Dear Murray,

No one is sure about what exactly causes stuttering, but experts agree on what doesn't:

  • emotional or psychological trauma
  • shyness or fear of meeting or speaking to people
  • poor upbringing or inadequate parenting

Most experts now believe that stuttering is probably a developmental problem — a roadblock that somehow forms in the process of language development. Small children just learning to speak often repeat a letter sound, word, or phrase ("and ummm,... and ummm,... and ummm") as they mentally search for the next thought or word. This type of stuttering is very common for children between the ages of two and five years, and usually is outgrown in later life as language skills and muscle coordination become more practiced and fluent.

Fewer than one percent of adults stutter. No one is sure why some people continue to have problems with stuttering in later childhood or adulthood. A genetic component may be involved — boys are about three times more likely to stutter than girls, and stuttering seems to run in families.

Stuttering can also be caused by neurogenic disorders, such as when a traumatic brain injury or stroke disrupts the various neural mechanisms required to produce fluent speech.

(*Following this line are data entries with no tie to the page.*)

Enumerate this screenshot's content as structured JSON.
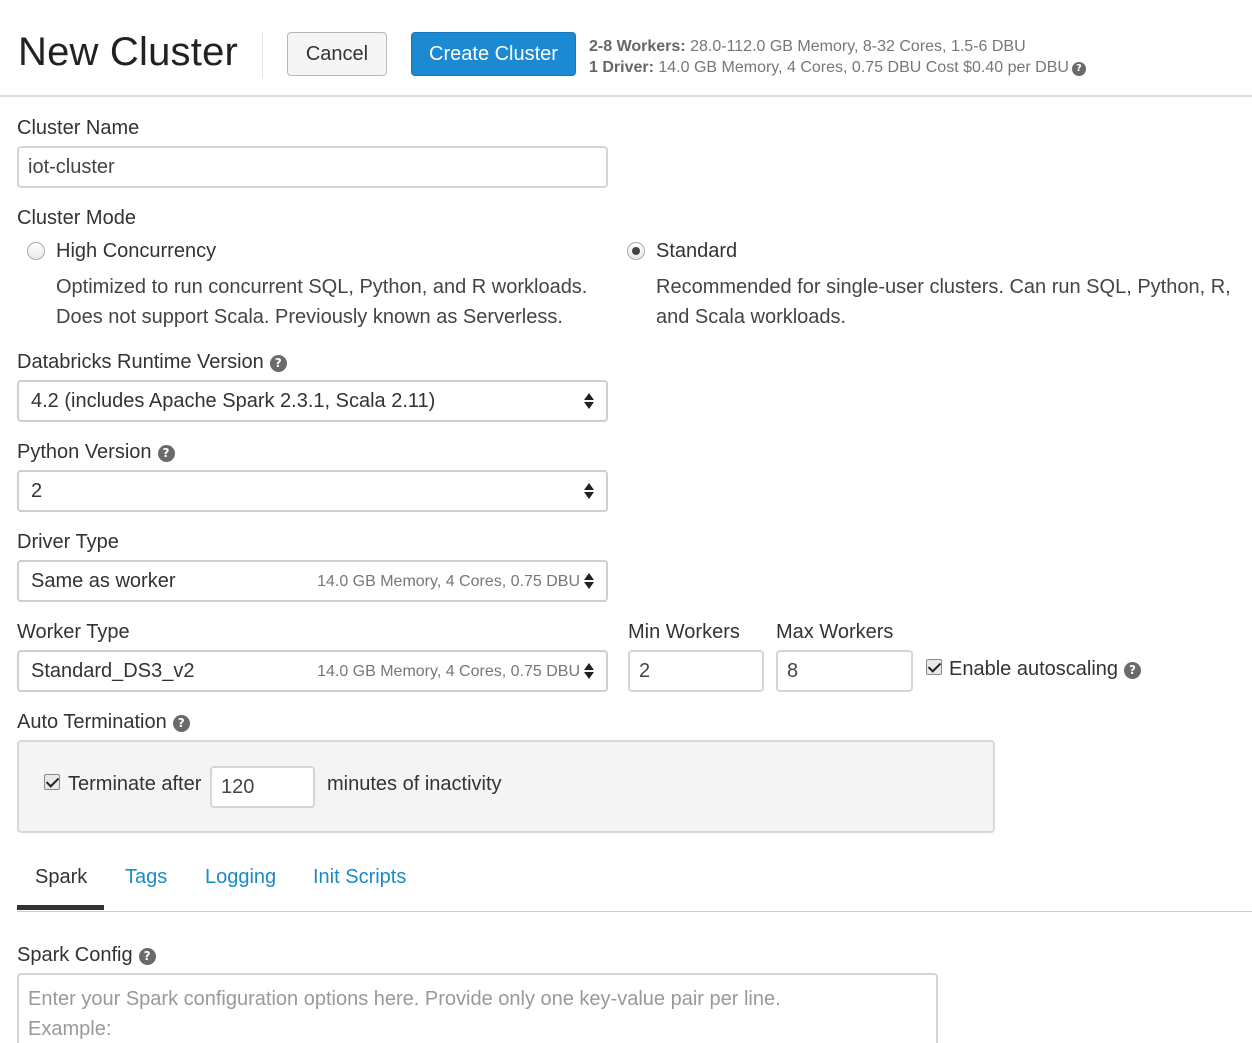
{
  "header": {
    "title": "New Cluster",
    "cancel_label": "Cancel",
    "create_label": "Create Cluster",
    "workers_summary_label": "2-8 Workers:",
    "workers_summary_value": "28.0-112.0 GB Memory, 8-32 Cores, 1.5-6 DBU",
    "driver_summary_label": "1 Driver:",
    "driver_summary_value": "14.0 GB Memory, 4 Cores, 0.75 DBU Cost $0.40 per DBU"
  },
  "cluster_name": {
    "label": "Cluster Name",
    "value": "iot-cluster"
  },
  "cluster_mode": {
    "label": "Cluster Mode",
    "options": [
      {
        "label": "High Concurrency",
        "selected": false,
        "desc_line1": "Optimized to run concurrent SQL, Python, and R workloads.",
        "desc_line2": "Does not support Scala. Previously known as Serverless."
      },
      {
        "label": "Standard",
        "selected": true,
        "desc_line1": "Recommended for single-user clusters. Can run SQL, Python, R,",
        "desc_line2": "and Scala workloads."
      }
    ]
  },
  "runtime": {
    "label": "Databricks Runtime Version",
    "value": "4.2 (includes Apache Spark 2.3.1, Scala 2.11)"
  },
  "python": {
    "label": "Python Version",
    "value": "2"
  },
  "driver_type": {
    "label": "Driver Type",
    "value": "Same as worker",
    "meta": "14.0 GB Memory, 4 Cores, 0.75 DBU"
  },
  "worker_type": {
    "label": "Worker Type",
    "value": "Standard_DS3_v2",
    "meta": "14.0 GB Memory, 4 Cores, 0.75 DBU"
  },
  "min_workers": {
    "label": "Min Workers",
    "value": "2"
  },
  "max_workers": {
    "label": "Max Workers",
    "value": "8"
  },
  "autoscaling": {
    "label": "Enable autoscaling",
    "checked": true
  },
  "auto_termination": {
    "label": "Auto Termination",
    "checkbox_label": "Terminate after",
    "checked": true,
    "minutes": "120",
    "suffix": "minutes of inactivity"
  },
  "tabs": [
    {
      "label": "Spark",
      "active": true
    },
    {
      "label": "Tags",
      "active": false
    },
    {
      "label": "Logging",
      "active": false
    },
    {
      "label": "Init Scripts",
      "active": false
    }
  ],
  "spark_config": {
    "label": "Spark Config",
    "placeholder_line1": "Enter your Spark configuration options here. Provide only one key-value pair per line.",
    "placeholder_line2": "Example:"
  },
  "icons": {
    "help": "question-circle-icon",
    "select_arrows": "sort-arrows-icon"
  },
  "colors": {
    "primary_button": "#1b8ad3",
    "tab_link": "#1a8ac8",
    "active_tab_underline": "#333333"
  }
}
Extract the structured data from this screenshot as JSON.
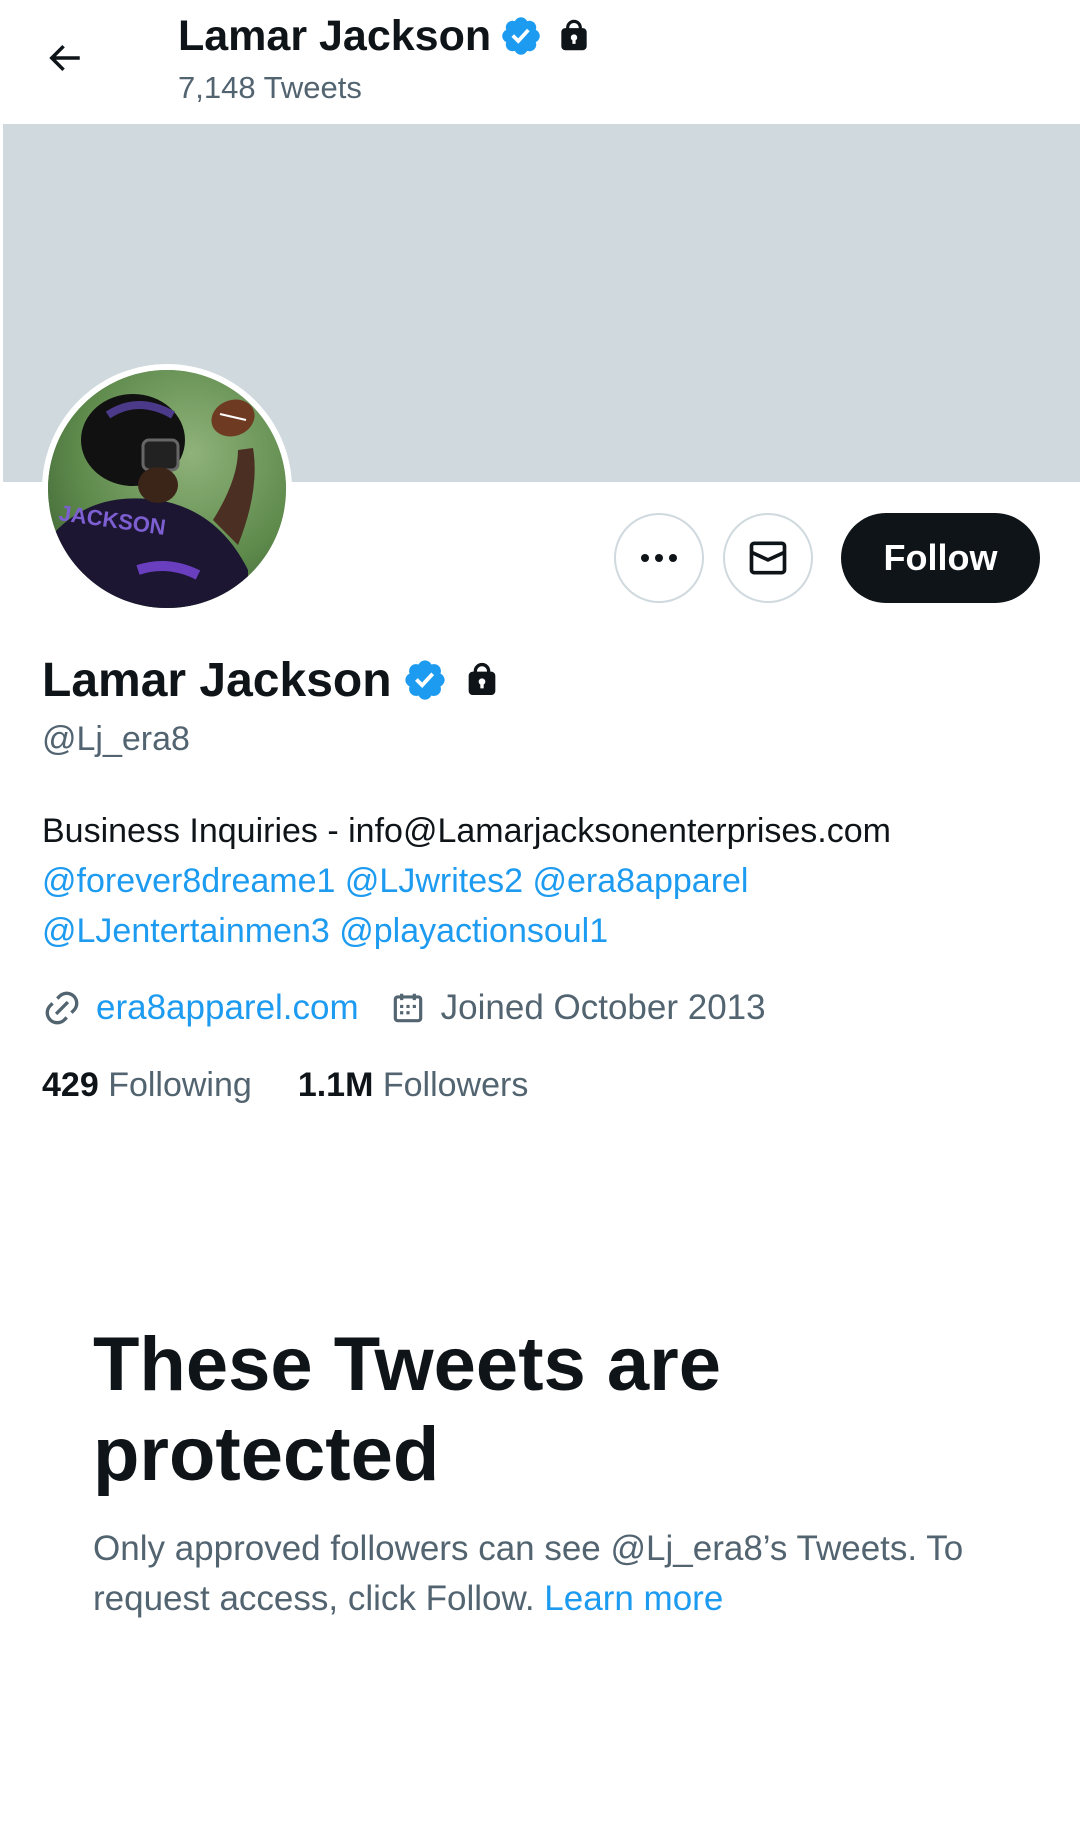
{
  "header": {
    "title": "Lamar Jackson",
    "tweet_count": "7,148 Tweets"
  },
  "profile": {
    "name": "Lamar Jackson",
    "handle": "@Lj_era8",
    "bio_text": "Business Inquiries - info@Lamarjacksonenterprises.com",
    "bio_mentions": [
      "@forever8dreame1",
      "@LJwrites2",
      "@era8apparel",
      "@LJentertainmen3",
      "@playactionsoul1"
    ],
    "website": "era8apparel.com",
    "joined": "Joined October 2013",
    "following_count": "429",
    "following_label": "Following",
    "followers_count": "1.1M",
    "followers_label": "Followers"
  },
  "actions": {
    "follow_label": "Follow"
  },
  "protected": {
    "title": "These Tweets are protected",
    "message": "Only approved followers can see @Lj_era8’s Tweets. To request access, click Follow.",
    "learn_more": "Learn more"
  },
  "icons": {
    "back": "arrow-left-icon",
    "verified": "verified-badge-icon",
    "lock": "lock-icon",
    "more": "more-icon",
    "message": "envelope-icon",
    "link": "link-icon",
    "calendar": "calendar-icon"
  },
  "colors": {
    "accent": "#1d9bf0",
    "text": "#0f1419",
    "secondary": "#536471",
    "banner": "#cfd9de",
    "follow_button": "#0f1419"
  }
}
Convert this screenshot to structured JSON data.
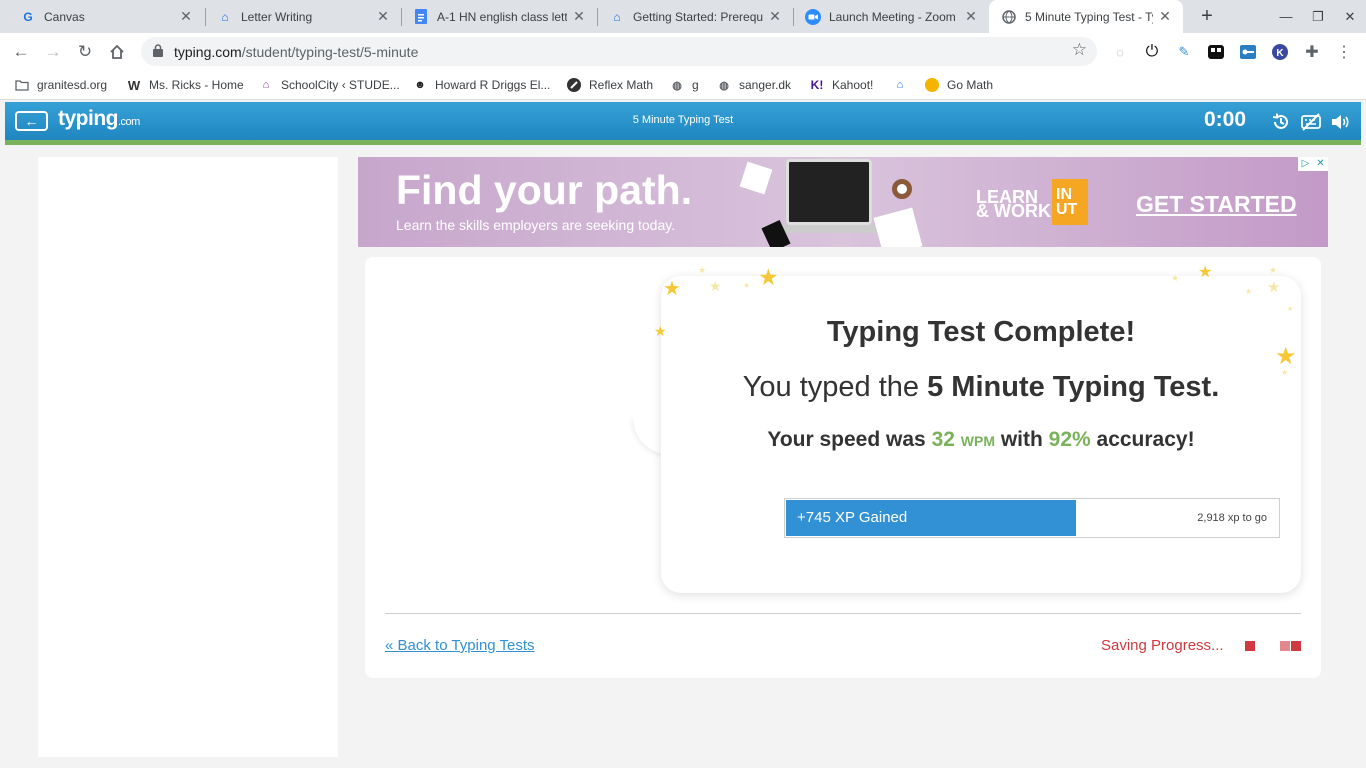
{
  "browser": {
    "tabs": [
      {
        "title": "Canvas",
        "icon": "canvas-g-icon"
      },
      {
        "title": "Letter Writing",
        "icon": "school-icon"
      },
      {
        "title": "A-1 HN english class lett",
        "icon": "docs-icon"
      },
      {
        "title": "Getting Started: Prerequi",
        "icon": "school-icon"
      },
      {
        "title": "Launch Meeting - Zoom",
        "icon": "zoom-icon"
      },
      {
        "title": "5 Minute Typing Test - Ty",
        "icon": "globe-icon",
        "active": true
      }
    ],
    "url_host": "typing.com",
    "url_path": "/student/typing-test/5-minute",
    "bookmarks": [
      {
        "label": "granitesd.org",
        "icon": "folder-icon"
      },
      {
        "label": "Ms. Ricks - Home",
        "icon": "weebly-icon"
      },
      {
        "label": "SchoolCity ‹ STUDE...",
        "icon": "schoolcity-icon"
      },
      {
        "label": "Howard R Driggs El...",
        "icon": "school-icon"
      },
      {
        "label": "Reflex Math",
        "icon": "reflex-icon"
      },
      {
        "label": "g",
        "icon": "globe-icon"
      },
      {
        "label": "sanger.dk",
        "icon": "globe-icon"
      },
      {
        "label": "Kahoot!",
        "icon": "kahoot-icon"
      },
      {
        "label": "",
        "icon": "school-icon"
      },
      {
        "label": "Go Math",
        "icon": "gomath-icon"
      }
    ]
  },
  "site": {
    "logo_main": "typing",
    "logo_suffix": ".com",
    "page_title": "5 Minute Typing Test",
    "timer": "0:00"
  },
  "ad": {
    "headline": "Find your path.",
    "subline": "Learn the skills employers are seeking today.",
    "learn": "LEARN",
    "work": "& WORK",
    "in": "IN",
    "ut": "UT",
    "cta": "GET STARTED"
  },
  "result": {
    "heading": "Typing Test Complete!",
    "typed_prefix": "You typed the ",
    "test_name": "5 Minute Typing Test.",
    "speed_prefix": "Your speed was ",
    "wpm_value": "32",
    "wpm_unit": "WPM",
    "speed_mid": " with ",
    "accuracy": "92%",
    "speed_suffix": " accuracy!",
    "xp_gained": "+745 XP Gained",
    "xp_to_go": "2,918 xp to go",
    "xp_progress_fraction": 0.59
  },
  "footer": {
    "back_link": "« Back to Typing Tests",
    "saving": "Saving Progress..."
  },
  "colors": {
    "header_blue": "#2a95cd",
    "accent_green": "#7ab25a",
    "xp_blue": "#3191d4",
    "saving_red": "#d0393f"
  }
}
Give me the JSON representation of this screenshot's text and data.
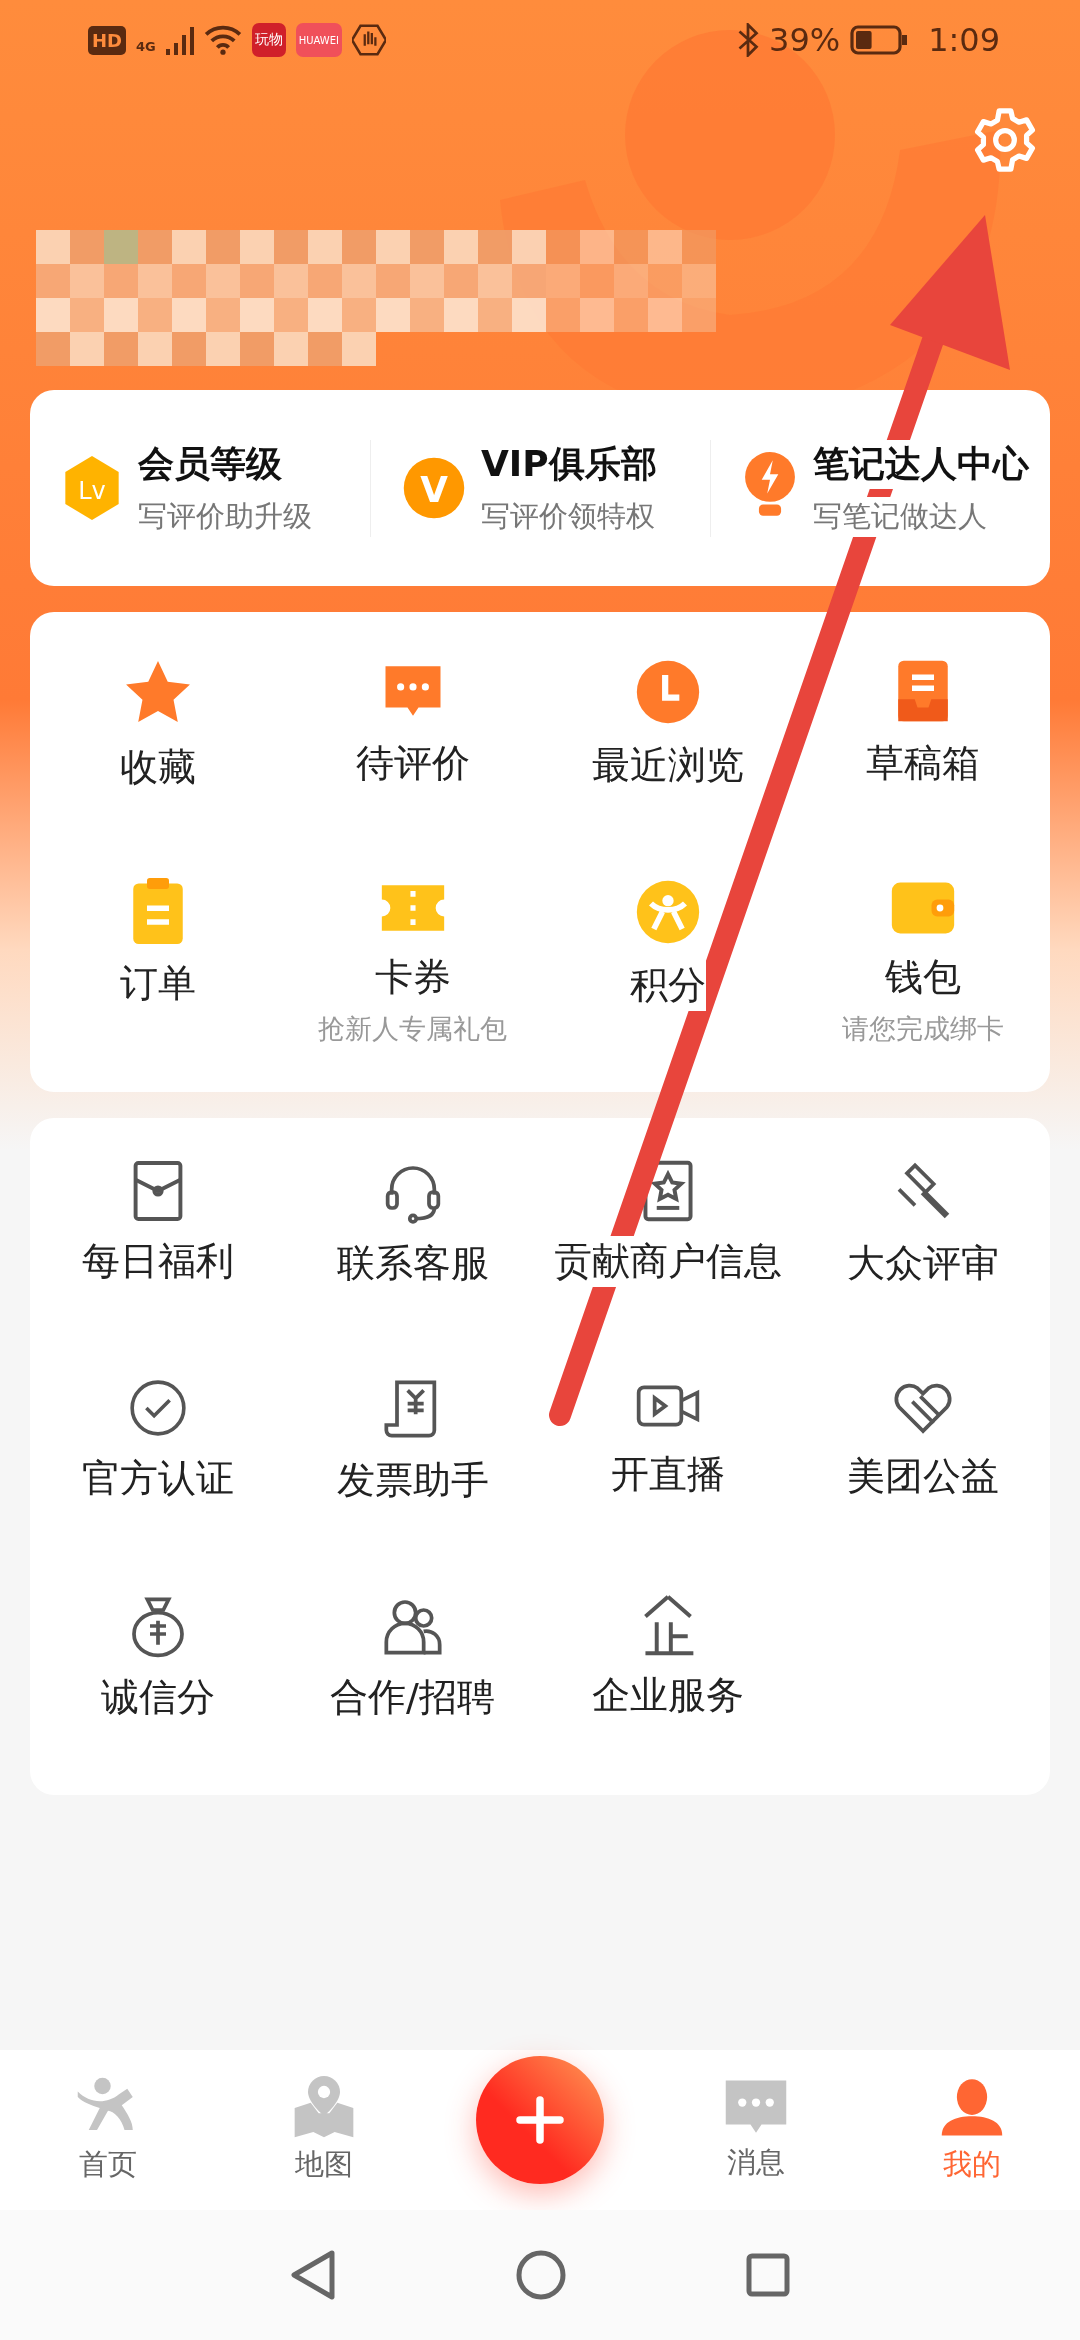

Children who have had problems with stuttering for more than six months, or who become so embarrassed by their stuttering that they avoid speaking or have emotional distress, need to be referred to a speech-language pathologist by their school or pediatrician. Although no cure for stuttering currently exists, evaluation by a speech-language pathologist can help to pinpoint the mechanism behind the stuttering. This professional considers the onset and history of the stuttering and can fully assess speech and language ability. Various strategies to help reduce stuttering and tension when experiencing a stuttering block can often be taught and practiced at home. Treatment can be successful in many cases, and people can lead healthy, happy, and productive lives.

For more information about the treatment and diagnosis of stuttering, visit the National Stuttering Association web site.